Thanks, guys. Thanks for the added pressure.
Against the odds, I emerged from my ordeal as a best man mostly unscathed (unless dagger-stares from elderly relatives leave permanent scars). I’ve now had time to reflect on what worked and what didn’t.
And, wouldn’t you know, some of the tips apply rather snugly to copywriting…
Vary the pacing
Short one-liners, extended stories, questions to the audience, crowd participation – varying your pacing keeps people on their toes. Take them on a journey. But think epic adventure, not long family car trip to Torquay.
As for your copy? Mix up it there too. Bullet points, short sentences, longer sentences, questions, tales – use what you need to keep it interesting. Heck, throw in a badger, if it fits.
Tell a story. Make it personal.
People love stories. Yet, some of the so called “hilarious” speeches on YouTube are no more than nervous BMs reading stolen one-liners from a sweaty sheet of paper.
Instead of rehashing tired old lines, get personal and tell a story. Who doesn’t perk up in interest when they hear the words “Let me tell you a story about the time…”
Unearth the unusual.
This is an old journalism saying.
Everyone has a tale about the groom drinking too much. But not everyone can tell a story about the time he woke up in the penguin enclosure with a mouth full of raw sea bass.

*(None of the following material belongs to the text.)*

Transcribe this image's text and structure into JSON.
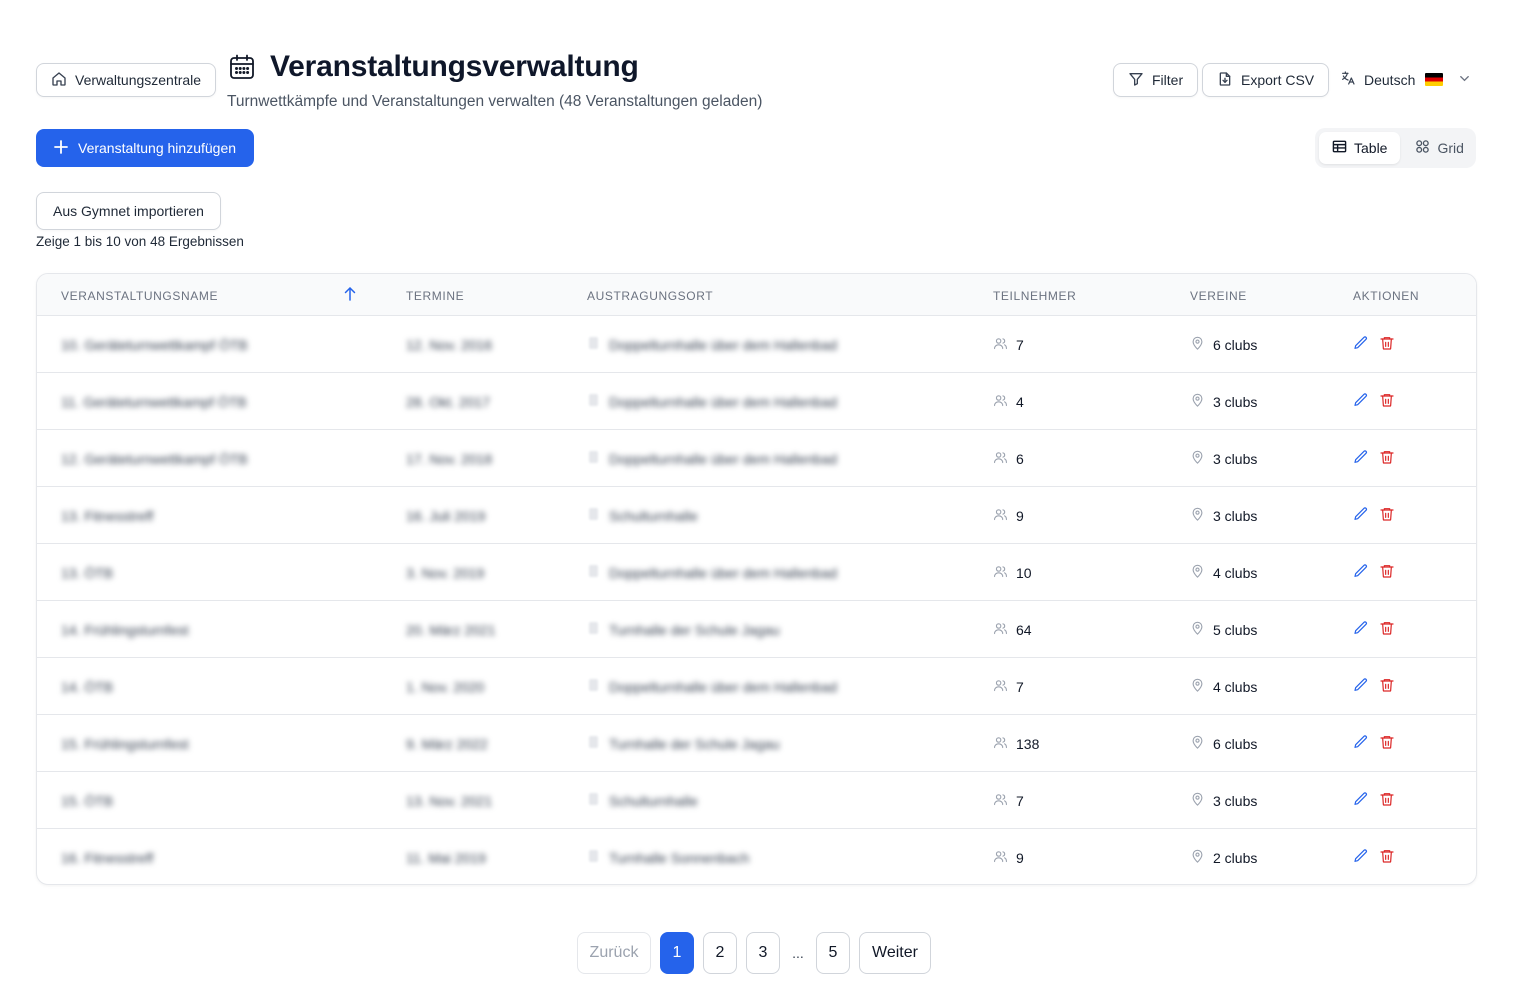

Unearth the unusual. Surprise an audience. And of course, apply the same logic to your copy. (Example: are you a web development company, or the only web development company that works from a disused nuclear bunker?)
If you can’t be creative, be clear.
Ditch the pretentious language. In its place use short, punchy wording. And try and keep the matey jargon to a minimum (not everyone in the room knows what your internal slang means). And that applies to you too, Mr. Technology Company Website.
Of course, if you can be clear and creative, you’re onto a winner.
Keep it short (enough).
I once sat through a 45-minute best man speech. And this was no Bill Hicks.
Keep your speech long enough for the juice and jokes. Keep it short enough that the guests aren’t passing out with Pimms withdrawal symptoms. If you’ve got twenty pages of notes to get through – be ruthless and kill your darlings. Not every line needs to stay.
Need I draw the obvious parallel with copywriting? Just long enough, please. And no more.
Judge your audience. Carefully.
No matter how hilarious you think you are, not everyone will appreciate your sense of humour.
And, in business terms, no matter how much you think your market is “everyone”, it isn’t.
Here’s where copywriting and best man speeches part company briefly.
In copywriting terms, you have two options: speak to the people that care, or smear a diluted message across the uninterested faces of a wider demographic. I know which I’d choose.
But, as a best man, you need to cater for a wide audience. Because they’ve got no choice but to listen. We can’t have the bride’s granny choking on her Prosecco because you’ve decided to tell the one about the Amsterdam brothel.
But that doesn’t mean you can’t get creative, cheeky and, hopefully, hilarious. And, whether you’re entertaining drunken guests or penning copy, remember one basic rule: don’t be boring.
Keep that in mind, and you’ll be fine.
(photo credit: madamn flick)